I picked arm fulls of my blue curly leaf kale.  Running back and forth from garden to kitchen to set the leaves on the scale and go get more.  This is what three pounds of kale looks like.


A giant billowing pile that takes up most of my kitchen table.

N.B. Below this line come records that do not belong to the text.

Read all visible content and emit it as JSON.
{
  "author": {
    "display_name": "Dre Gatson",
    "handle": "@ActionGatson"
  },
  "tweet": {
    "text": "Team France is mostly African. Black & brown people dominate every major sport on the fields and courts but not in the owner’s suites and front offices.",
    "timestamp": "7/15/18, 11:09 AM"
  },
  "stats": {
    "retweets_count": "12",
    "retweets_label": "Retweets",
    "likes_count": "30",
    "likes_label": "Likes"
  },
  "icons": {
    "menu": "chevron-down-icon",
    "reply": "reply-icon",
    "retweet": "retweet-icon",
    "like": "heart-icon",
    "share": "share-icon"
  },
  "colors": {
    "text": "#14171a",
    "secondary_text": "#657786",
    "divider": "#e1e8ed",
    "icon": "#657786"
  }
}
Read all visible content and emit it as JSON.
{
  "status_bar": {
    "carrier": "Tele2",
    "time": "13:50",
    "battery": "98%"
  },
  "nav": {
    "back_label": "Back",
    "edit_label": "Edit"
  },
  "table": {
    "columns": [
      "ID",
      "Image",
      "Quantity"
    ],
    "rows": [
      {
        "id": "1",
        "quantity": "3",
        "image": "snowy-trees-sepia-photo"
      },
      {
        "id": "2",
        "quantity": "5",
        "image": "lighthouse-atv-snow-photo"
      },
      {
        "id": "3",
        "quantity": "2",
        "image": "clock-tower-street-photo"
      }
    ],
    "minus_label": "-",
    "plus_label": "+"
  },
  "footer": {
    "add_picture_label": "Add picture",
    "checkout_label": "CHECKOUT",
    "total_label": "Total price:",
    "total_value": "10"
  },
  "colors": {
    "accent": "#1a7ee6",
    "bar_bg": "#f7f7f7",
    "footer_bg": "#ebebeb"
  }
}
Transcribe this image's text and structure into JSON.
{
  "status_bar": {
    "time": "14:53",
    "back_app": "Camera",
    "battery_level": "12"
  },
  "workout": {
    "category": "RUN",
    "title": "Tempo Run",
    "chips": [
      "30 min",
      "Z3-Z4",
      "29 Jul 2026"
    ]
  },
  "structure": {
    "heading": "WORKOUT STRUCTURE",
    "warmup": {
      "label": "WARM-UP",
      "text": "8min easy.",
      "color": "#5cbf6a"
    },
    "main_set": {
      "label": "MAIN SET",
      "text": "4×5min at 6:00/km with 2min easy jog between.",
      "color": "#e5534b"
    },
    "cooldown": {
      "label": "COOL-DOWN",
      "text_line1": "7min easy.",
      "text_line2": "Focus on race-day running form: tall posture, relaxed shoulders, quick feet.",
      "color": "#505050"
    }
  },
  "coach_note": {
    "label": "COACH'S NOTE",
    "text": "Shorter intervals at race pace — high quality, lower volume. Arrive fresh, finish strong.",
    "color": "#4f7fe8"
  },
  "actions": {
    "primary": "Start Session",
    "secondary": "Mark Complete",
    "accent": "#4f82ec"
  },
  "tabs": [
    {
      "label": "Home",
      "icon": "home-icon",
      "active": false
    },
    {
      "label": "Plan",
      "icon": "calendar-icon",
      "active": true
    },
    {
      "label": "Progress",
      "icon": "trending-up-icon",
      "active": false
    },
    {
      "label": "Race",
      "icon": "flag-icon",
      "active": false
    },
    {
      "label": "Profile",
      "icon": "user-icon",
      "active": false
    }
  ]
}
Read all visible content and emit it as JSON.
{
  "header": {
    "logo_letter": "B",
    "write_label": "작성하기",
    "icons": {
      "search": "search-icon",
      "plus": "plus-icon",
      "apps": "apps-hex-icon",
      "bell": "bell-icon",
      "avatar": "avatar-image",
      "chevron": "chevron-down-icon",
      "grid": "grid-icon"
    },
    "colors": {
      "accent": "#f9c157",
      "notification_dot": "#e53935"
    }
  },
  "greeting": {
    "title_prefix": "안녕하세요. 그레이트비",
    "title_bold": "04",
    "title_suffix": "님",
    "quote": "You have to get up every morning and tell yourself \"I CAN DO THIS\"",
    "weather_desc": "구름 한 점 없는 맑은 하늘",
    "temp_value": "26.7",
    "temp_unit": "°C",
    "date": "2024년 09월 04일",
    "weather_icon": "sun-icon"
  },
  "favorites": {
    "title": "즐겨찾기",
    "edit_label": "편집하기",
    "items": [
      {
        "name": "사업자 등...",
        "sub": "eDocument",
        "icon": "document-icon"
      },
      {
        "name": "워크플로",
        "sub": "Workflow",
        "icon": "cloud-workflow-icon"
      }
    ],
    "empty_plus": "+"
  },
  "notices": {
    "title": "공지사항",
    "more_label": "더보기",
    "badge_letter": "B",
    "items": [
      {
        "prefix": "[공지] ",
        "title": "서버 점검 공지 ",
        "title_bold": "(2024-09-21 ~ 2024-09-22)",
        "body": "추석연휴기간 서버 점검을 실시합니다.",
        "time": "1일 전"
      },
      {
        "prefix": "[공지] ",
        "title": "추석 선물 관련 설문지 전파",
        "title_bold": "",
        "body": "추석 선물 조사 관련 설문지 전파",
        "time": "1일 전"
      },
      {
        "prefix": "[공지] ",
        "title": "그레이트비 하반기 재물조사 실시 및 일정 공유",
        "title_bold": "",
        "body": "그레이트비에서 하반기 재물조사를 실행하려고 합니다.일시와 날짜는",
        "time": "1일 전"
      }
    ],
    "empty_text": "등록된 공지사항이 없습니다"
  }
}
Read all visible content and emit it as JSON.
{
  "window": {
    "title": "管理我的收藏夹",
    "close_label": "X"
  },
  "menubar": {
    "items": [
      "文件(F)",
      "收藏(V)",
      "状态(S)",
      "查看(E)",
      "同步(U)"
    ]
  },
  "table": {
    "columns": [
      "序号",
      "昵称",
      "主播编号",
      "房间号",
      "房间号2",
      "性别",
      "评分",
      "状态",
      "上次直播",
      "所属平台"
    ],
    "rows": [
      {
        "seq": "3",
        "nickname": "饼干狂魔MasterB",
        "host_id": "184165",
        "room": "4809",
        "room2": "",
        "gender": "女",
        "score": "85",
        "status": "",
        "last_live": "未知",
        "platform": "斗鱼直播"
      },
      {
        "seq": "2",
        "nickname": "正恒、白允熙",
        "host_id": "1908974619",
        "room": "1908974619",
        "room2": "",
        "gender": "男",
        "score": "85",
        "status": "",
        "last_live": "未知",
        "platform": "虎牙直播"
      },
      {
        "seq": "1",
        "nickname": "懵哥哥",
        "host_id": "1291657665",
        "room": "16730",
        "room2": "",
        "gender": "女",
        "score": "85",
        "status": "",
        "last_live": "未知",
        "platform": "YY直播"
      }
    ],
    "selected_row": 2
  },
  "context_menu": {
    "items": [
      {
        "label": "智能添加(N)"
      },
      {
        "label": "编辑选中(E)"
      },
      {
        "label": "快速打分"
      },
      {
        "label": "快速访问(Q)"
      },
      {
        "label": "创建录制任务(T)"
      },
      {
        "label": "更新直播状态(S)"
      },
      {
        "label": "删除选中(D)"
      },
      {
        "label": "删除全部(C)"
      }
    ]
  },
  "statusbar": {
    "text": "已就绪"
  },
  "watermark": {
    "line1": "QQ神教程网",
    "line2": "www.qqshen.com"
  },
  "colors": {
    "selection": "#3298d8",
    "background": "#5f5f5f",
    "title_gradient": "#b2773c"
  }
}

Once again I underestimated just how long it would take me to process three pounds of kale.  It takes a long time to cut all the center ribs out of three pounds of Kale leaves.  A LONG TIME!
By dinner time seven pint jars of pickled kale, yes, pickled kale, lined my counter and our dinner was also ready.  I pulled up a few more of my skinny beets and a few of the remaining onions and made a caramelized onion, beet, feta and walnut pizza drizzled with balsamic vinegar.



The last few summers, I turned in my Volunteer for Veggies hours for tomatoes at the end of the growing season.  But this summer, I have fewer hours, and the frost a few weeks ago ended the season for all of the field tomatoes at the CSA, so I finally relented and purchased forty pounds of tomatoes from the Missoula Community Food Coop. 


While these forty pounds, were nothing compared to the trunk full of tomatoes I brought home last year, it kept me (and the kids) busy for days.  Sixteen beautiful pint jars of spiced tomato sauce now line my shelves as well as three half pint jars of thicker pizza sauce.
I have washed all the pots, the tomato mill, empty jars are back in their hiding spots and for the moment I am going to take a break of my kitchen and move all of us back into the upstairs.  (Pictures coming soon, I promise.)

1 comment:

  1. Oh, I should have saved my comments about my one and only time of making ketchup and written the comments here instead! I'll never forget countless trips back to the neighborhood grocery for more tomatoes and then having only one TINY jar of ketchup to show for the time. I had no idea ketchup required so many tomatoes, so much time, and made such a mess! I was in college so I had the excuse of no more time to spend on more tomatoes:)

    Grandma

    ReplyDelete